As for me, I agree with the 40 Scottish charities that held a joint press conference today: the system needs simplification - radical surgery - and the only losers will be the hundreds of thousands of civil servants who are bleeding it to death.

http://www.bbc.co.uk/blogs/thereporters ... abour.html

Election aftermath

In England, Ministers are considering options for levying charges in order to fund a universal system of social care.

After seeking consensus, the parties south of the border are now divided on the approach they would adopt. Scotland, you will recall, adopted free personal care.

Which issue do you think will be most salient in this election and in the immediate aftermath? And why?

Most probably, it will be the provision of care for the elderly - rather than wider benefits for the indigent.

Why? Because the elderly are more inclined to vote than the poor who can frequently be socially and thus politically excluded.

This is not, I stress, to decry or question the entitlement of either sector.

Merely to note that electoral politics, with its differential turnout and differential impact upon parties, is not always the best system for assessing competing claims dispassionately.

The government have said after

Posted: Wed Mar 31, 2010 8:32 pm
by g.herschel
The government have said after the next election the national care service may start up, some 5 years away so the removal of a.a. / d.l.a. benefits are safe for some time to come, it looks as though they will go down the route of the Kings fund . they want to remove a.a. & d.l.a. b ut they do understand that present claimants should keep the allowance (cash) future claims will be means tested and only those on pension credit or whatever pension back up may be in place will recieve a.a. and within time the allownce`s will die with the claimants...

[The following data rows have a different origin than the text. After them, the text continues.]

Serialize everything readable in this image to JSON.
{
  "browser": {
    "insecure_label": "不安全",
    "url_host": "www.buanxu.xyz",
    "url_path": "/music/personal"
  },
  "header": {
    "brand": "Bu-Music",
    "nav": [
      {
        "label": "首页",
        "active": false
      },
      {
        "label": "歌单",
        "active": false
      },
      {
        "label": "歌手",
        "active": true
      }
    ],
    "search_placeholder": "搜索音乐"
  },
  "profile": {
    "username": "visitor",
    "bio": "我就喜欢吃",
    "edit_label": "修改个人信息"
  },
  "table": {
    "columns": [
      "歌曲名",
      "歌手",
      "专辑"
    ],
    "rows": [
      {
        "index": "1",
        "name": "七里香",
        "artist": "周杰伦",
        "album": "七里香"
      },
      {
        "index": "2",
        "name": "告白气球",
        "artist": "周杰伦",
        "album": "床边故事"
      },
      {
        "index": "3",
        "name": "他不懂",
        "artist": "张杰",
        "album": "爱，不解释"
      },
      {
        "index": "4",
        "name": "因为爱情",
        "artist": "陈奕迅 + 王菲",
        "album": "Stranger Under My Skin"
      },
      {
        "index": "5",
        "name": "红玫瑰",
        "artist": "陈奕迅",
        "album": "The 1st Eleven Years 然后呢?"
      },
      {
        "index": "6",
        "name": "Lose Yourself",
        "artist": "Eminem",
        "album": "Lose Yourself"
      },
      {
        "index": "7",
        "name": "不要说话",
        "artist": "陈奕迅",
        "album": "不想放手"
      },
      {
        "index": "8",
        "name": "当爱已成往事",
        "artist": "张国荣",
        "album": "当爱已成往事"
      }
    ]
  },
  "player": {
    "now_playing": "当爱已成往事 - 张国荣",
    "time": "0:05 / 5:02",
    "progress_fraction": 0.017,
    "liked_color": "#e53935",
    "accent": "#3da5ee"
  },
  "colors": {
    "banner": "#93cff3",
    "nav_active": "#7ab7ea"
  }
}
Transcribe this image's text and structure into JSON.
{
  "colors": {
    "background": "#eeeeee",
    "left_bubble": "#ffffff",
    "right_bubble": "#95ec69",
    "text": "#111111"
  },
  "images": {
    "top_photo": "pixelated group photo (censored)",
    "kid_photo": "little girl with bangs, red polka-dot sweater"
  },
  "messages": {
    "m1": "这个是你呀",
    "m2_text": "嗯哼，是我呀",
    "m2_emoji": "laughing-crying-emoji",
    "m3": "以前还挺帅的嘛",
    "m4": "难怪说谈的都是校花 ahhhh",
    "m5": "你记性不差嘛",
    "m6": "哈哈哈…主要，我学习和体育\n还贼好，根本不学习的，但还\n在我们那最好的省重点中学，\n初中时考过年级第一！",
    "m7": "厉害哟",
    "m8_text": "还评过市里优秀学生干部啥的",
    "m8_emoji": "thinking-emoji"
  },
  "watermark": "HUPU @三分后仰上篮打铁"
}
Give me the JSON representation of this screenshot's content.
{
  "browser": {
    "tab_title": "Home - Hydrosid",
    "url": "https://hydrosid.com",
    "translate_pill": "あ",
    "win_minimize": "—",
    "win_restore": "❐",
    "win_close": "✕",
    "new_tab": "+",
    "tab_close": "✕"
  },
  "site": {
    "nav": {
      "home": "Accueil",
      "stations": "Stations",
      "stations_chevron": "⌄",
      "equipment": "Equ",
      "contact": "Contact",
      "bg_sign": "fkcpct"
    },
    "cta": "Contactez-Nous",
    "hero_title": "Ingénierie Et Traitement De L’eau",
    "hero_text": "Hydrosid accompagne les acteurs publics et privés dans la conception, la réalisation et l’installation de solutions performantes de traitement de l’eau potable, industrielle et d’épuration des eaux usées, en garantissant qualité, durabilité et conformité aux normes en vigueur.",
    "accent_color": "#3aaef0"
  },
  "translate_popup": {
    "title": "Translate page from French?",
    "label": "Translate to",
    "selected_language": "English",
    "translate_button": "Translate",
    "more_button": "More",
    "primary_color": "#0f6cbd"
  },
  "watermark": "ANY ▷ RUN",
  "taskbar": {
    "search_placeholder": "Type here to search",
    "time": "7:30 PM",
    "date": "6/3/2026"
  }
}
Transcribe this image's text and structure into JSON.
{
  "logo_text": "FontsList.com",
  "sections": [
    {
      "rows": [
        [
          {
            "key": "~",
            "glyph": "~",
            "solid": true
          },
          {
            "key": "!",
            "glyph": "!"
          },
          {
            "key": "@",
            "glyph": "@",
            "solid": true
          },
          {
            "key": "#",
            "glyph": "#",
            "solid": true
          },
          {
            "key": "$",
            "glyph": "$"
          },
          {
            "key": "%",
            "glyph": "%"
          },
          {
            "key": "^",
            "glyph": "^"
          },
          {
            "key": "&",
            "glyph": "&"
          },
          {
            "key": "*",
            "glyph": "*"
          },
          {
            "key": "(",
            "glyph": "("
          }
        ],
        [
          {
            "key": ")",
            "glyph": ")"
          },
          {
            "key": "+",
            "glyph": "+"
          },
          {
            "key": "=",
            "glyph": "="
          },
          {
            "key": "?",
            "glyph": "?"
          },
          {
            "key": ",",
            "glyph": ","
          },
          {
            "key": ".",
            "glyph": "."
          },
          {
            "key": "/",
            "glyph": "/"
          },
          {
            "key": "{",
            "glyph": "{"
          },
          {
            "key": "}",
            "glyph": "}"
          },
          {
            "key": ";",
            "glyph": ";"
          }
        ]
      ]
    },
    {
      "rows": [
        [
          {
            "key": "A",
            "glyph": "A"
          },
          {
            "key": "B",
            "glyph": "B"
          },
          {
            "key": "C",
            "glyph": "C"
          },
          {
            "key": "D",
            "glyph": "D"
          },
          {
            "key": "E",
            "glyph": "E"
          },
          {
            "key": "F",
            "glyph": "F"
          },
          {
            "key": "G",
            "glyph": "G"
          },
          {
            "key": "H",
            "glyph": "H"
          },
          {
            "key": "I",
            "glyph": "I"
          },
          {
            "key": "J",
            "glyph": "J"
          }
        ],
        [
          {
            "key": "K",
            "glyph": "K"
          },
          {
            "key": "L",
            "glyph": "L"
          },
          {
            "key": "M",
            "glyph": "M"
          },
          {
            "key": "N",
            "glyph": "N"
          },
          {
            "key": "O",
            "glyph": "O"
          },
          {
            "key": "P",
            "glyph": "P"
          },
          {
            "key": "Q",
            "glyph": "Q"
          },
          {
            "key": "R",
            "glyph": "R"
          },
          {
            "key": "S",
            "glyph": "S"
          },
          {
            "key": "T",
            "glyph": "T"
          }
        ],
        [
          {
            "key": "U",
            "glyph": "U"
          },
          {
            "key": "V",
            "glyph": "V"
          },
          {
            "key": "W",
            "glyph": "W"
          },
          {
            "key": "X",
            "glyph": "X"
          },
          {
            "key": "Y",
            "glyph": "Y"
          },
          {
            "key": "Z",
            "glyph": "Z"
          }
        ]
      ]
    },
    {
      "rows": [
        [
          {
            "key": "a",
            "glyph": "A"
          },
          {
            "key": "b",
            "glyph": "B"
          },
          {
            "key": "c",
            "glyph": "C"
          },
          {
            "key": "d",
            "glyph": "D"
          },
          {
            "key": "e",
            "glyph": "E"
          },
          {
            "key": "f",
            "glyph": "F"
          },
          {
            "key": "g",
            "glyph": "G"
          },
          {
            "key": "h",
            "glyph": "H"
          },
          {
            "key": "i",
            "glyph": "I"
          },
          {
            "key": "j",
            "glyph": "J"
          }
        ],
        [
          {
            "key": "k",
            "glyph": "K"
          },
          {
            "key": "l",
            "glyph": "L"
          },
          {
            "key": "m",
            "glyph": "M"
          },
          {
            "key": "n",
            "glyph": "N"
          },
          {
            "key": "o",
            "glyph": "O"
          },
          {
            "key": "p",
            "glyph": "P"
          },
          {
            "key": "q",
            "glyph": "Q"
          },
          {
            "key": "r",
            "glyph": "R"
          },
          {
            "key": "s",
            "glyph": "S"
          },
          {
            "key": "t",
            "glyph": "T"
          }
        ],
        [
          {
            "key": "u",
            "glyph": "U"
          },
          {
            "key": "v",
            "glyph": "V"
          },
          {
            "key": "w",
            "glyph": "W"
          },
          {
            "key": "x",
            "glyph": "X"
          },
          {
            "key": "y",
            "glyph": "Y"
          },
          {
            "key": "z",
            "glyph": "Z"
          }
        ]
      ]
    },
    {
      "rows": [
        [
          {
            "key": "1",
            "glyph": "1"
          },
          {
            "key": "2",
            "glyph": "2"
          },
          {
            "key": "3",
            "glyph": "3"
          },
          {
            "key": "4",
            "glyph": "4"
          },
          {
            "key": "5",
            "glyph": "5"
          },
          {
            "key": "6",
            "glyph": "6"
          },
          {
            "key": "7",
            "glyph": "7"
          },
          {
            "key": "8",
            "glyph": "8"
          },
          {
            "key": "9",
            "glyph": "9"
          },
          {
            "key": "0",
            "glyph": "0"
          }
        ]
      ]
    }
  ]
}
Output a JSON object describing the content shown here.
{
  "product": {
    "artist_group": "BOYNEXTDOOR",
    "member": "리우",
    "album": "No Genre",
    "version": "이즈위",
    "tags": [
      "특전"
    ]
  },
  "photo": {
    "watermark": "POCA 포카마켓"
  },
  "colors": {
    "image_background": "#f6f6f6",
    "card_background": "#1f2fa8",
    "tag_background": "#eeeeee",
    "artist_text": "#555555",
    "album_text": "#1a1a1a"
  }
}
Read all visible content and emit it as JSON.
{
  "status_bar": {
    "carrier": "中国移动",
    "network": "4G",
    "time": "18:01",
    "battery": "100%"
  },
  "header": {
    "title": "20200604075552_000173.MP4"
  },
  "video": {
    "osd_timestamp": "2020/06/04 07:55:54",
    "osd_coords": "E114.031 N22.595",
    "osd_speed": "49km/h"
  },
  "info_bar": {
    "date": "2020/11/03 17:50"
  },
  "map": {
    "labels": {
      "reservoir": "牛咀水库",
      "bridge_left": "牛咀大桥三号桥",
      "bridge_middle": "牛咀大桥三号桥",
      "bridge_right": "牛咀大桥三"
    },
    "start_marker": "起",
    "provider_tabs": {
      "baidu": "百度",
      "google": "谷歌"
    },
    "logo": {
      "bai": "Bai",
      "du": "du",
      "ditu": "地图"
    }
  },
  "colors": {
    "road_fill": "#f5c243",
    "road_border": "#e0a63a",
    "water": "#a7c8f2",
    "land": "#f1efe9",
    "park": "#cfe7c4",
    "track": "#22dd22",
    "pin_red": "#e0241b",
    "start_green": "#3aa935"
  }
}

they will have to have cross party agreement to remove benefits such as a.a / d.l.a. and yet again in 4/5/ years time we will face another election so the same old problem will be with us who will go into an election with the promise of "we will remove your benefits" and we now see that the national care service is now "for all" so why should just the elderly pay for it in 5 years time if it is for all all should pay for it ....

social care lets remember the free care is just for your health care element the elderly disabled person will have to pay for the accommodation , the first 2 years you pay that could be as high as £25-000 so they may as well sell the house and be done with it ...

Yes And No.

Posted: Thu Apr 01, 2010 12:02 am
by Maxi
OK,Yes,to an extent,as a headliner,the National Care plan has been a much-discussed political trade of various ideas.But,no,theres,as yet,NO discussion on the reforms needed in the tax and benifit system to create a system where,those who can,wish or want to,both,work and care,can do so,for a decent living wage-level with a tax credit for low paid working carers.Carers Allowance,being both very low and with its poor level of earnings levels,offering no incentives to carers to work,i feel theres yet to be a radical debate on carers issues.

Re: Yes And No.

Posted: Thu Apr 01, 2010 1:14 am
by Scally
OK,Yes,to an extent,as a headliner,the National Care plan has been a much-discussed political trade of various ideas.But,no,theres,as yet,NO discussion on the reforms needed in the tax and benifit system to create a system where,those who can,wish or want to,both,work and care,can do so,for a decent living wage-level with a tax credit for low paid working carers.Carers Allowance,being both very low and with its poor level of earnings levels,offering no incentives to carers to work,i feel theres yet to be a radical debate on carers issues.
I agree, wholeheartedly. I care for 35 hours plus a week, I also work p/t, I don't claim benefits, and I pay both tax and NI. And so do most carers of working age - there are millions of us - our contribution goes largely unrecognised and I think we should be supported and encouraged fully to keep working through mechanisms such as tax credits and direct payments/improved respite.